What it Means to Be Weird

And What it Means When Others Say it

Denise M
Invisible Illness
Published in
4 min readMay 1, 2020


Photo by pawel szvmanski on Unsplash

You’re weird.

There, I said it.

How do you feel when you think of yourself as being weird?

What type of person comes to mind when you think of someone who’s considered a weirdo?

Maybe you think of someone whom people do their best to avoid. Or they slowly back away when they reach the conclusion that the person to whom they’re talking seems a bit… strange.

I never set out to be weird. It was always other people who called me weird. ―Frank Zappa

Years ago, I boarded a bus, and no sooner had I climbed aboard, I heard an angry voice shouting in what seemed like a foreign language (I don’t think it was; it sounded like gibberish, but I could be wrong).

As I looked over to where the voice was coming from, my eyes settled on a woman. She appeared to be having a go at someone behind her. I soon realised that she wasn’t talking to anyone; she was having a full-blown conversation at the top of her voice with herself.

She was chatting non-stop and laughing hard, and, as you might have guessed, the seat next to her remained empty — no-one wanted to sit next to her. I’m pretty sure that many of the passengers on the bus thought she was some kind of weirdo who might do them harm had they sat next to her.

Truth be told, I didn’t sit next to her either because I had no idea how she might react. There’s a good chance she wouldn’t have done anything, but nobody could tell, so none of us bothered.

But maybe weird isn’t even the word they would have used. Perhaps they would have described her as crazy or even deranged. Whatever they thought of her, the point I’m making is that some people will call you weird because of what you think, how you dress and how you behave. And if you suffer from a mental health condition, it can feel incredibly hurtful.

But what makes some people feel absolutely fine with being labelled as weird but for others, it’s mortifying?

Some people take great delight in calling themselves weird, and they wear the label with pride.

Even I don’t mind being called weird because there’s something I’ve come to understand over the years. I also believe that anyone else who doesn’t mind being labelled as such probably believes the same thing as me.

You see, I didn’t think of the woman on the bus as being some kind of weirdo. It’s highly likely that she had mental health issues, but that’s beside the point.

I had no idea about what was going on in her mind and her life for her to be that way. Is it possible that she would have been upset with being thought of as weird or something worse? Maybe, maybe not.
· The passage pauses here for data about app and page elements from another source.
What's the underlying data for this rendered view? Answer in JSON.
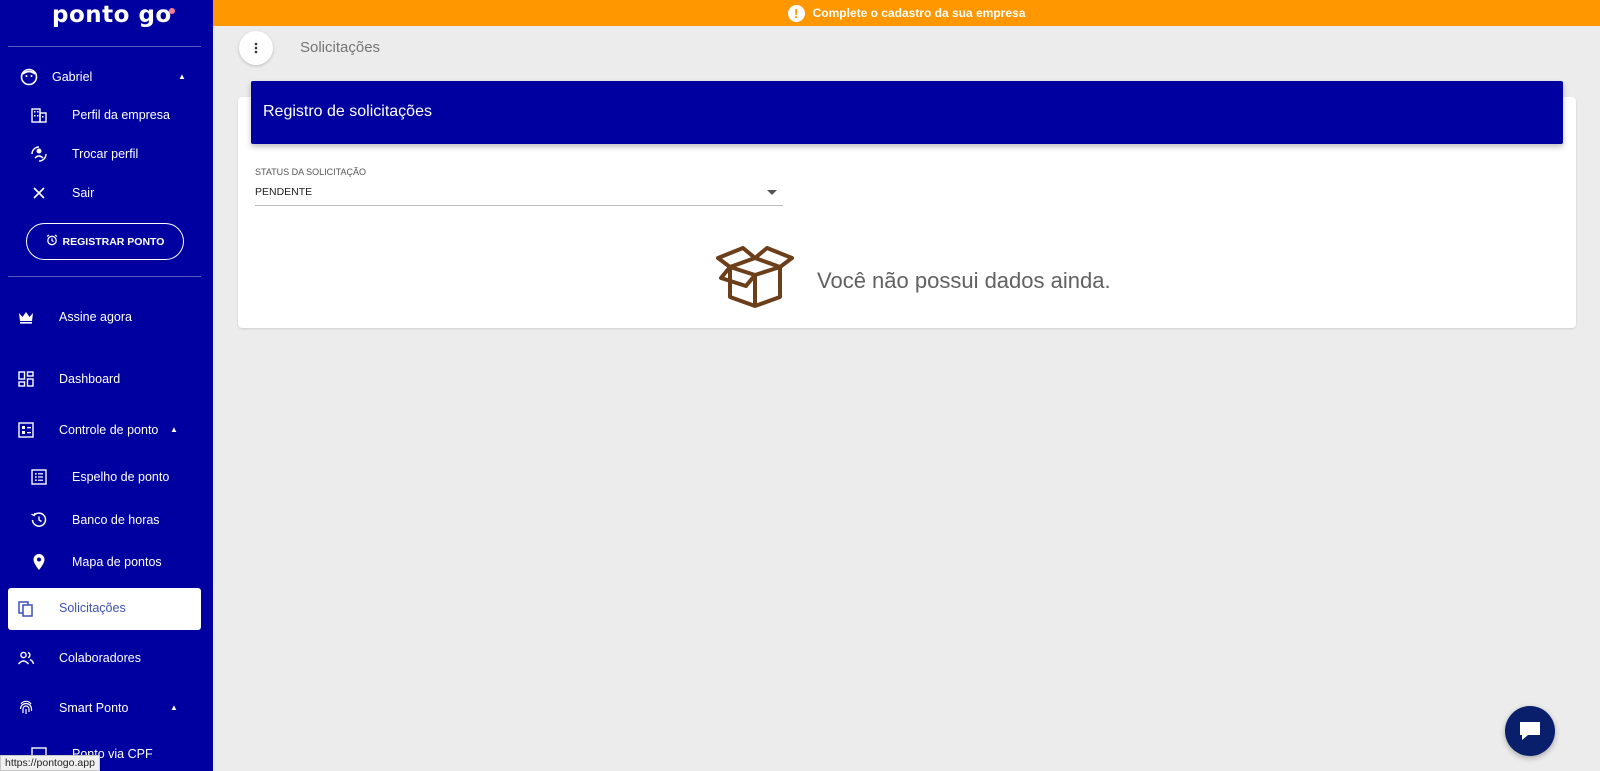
{
  "sidebar": {
    "logo": "ponto go",
    "user": {
      "name": "Gabriel"
    },
    "user_menu": [
      {
        "label": "Perfil da empresa",
        "icon": "building-icon"
      },
      {
        "label": "Trocar perfil",
        "icon": "swap-profile-icon"
      },
      {
        "label": "Sair",
        "icon": "close-icon"
      }
    ],
    "register_button": "REGISTRAR PONTO",
    "nav": {
      "subscribe": "Assine agora",
      "dashboard": "Dashboard",
      "time_control": "Controle de ponto",
      "time_control_items": [
        {
          "label": "Espelho de ponto",
          "icon": "list-icon"
        },
        {
          "label": "Banco de horas",
          "icon": "history-icon"
        },
        {
          "label": "Mapa de pontos",
          "icon": "map-pin-icon"
        }
      ],
      "requests": "Solicitações",
      "employees": "Colaboradores",
      "smart_ponto": "Smart Ponto",
      "smart_items": [
        {
          "label": "Ponto via CPF"
        }
      ]
    }
  },
  "banner": {
    "text": "Complete o cadastro da sua empresa"
  },
  "toolbar": {
    "title": "Solicitações"
  },
  "card": {
    "title": "Registro de solicitações",
    "status_label": "STATUS DA SOLICITAÇÃO",
    "status_value": "PENDENTE",
    "empty_text": "Você não possui dados ainda."
  },
  "statusbar": {
    "url": "https://pontogo.app"
  },
  "colors": {
    "sidebar_bg": "#0000a0",
    "banner_bg": "#ff9800",
    "page_bg": "#ececec",
    "empty_icon": "#6b3f1a",
    "chat_button": "#0a1f6b"
  }
}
But the thing is, just because I didn’t understand her and sat quietly and minded my own business, while she was seemingly out of control, it doesn’t automatically mean that she was weird; and that’s the most important thing to keep in mind.

I didn’t understand what she was all about, that’s all.

I didn’t know what her thought process was; I didn’t know what her circumstances were; and I had no idea why she was acting the way she was. So why should I label her as “weird?”. She also didn’t do anyone any harm and kept herself to herself for the entire bus ride. She was just extremely loud.

When people call you weird, they’re saying one, two or all of these things:

1. I don’t relate to you.

2. You don’t fit my viewpoint of how people are supposed to be.

3. I don’t understand what you’re going through.

They don’t understand you in the same way that I didn’t understand the woman on the bus; they can’t make sense of what they’re seeing and/or hearing.

It’s true that we can all make our assumptions about a person based on how they behave, alongside other factors, and in some cases, we might be right.

But ultimately, calling a person weird comes down to not “getting” the person. However, that doesn’t mean justifying and ignoring a person’s dangerous behaviour. Whether you perceive a person as weird or not, you can’t simply sit back and ponder over the labels we give each other if you see him or her doing harm to others.

The fact that you are willing to say, “I do not understand, and it is fine,” is the greatest understanding you could exhibit. ―Wayne Dyer

So, what being weird really means is that you’re doing or going through something different from the masses, or not necessarily the masses but someone or a group of people who don’t do or experience things in the same way as you.

Their beliefs, their viewpoints about how to be and how to live life differ from yours or they don’t match how you’re currently living. But because they can’t or don’t want to wrap their head around what they perceive as “foreign” behaviour, they resort to calling you weird.

So, next time someone calls you weird, if you ever find yourself feeling upset about it, remember to focus more on the underlying meaning rather than making the word mean something bad.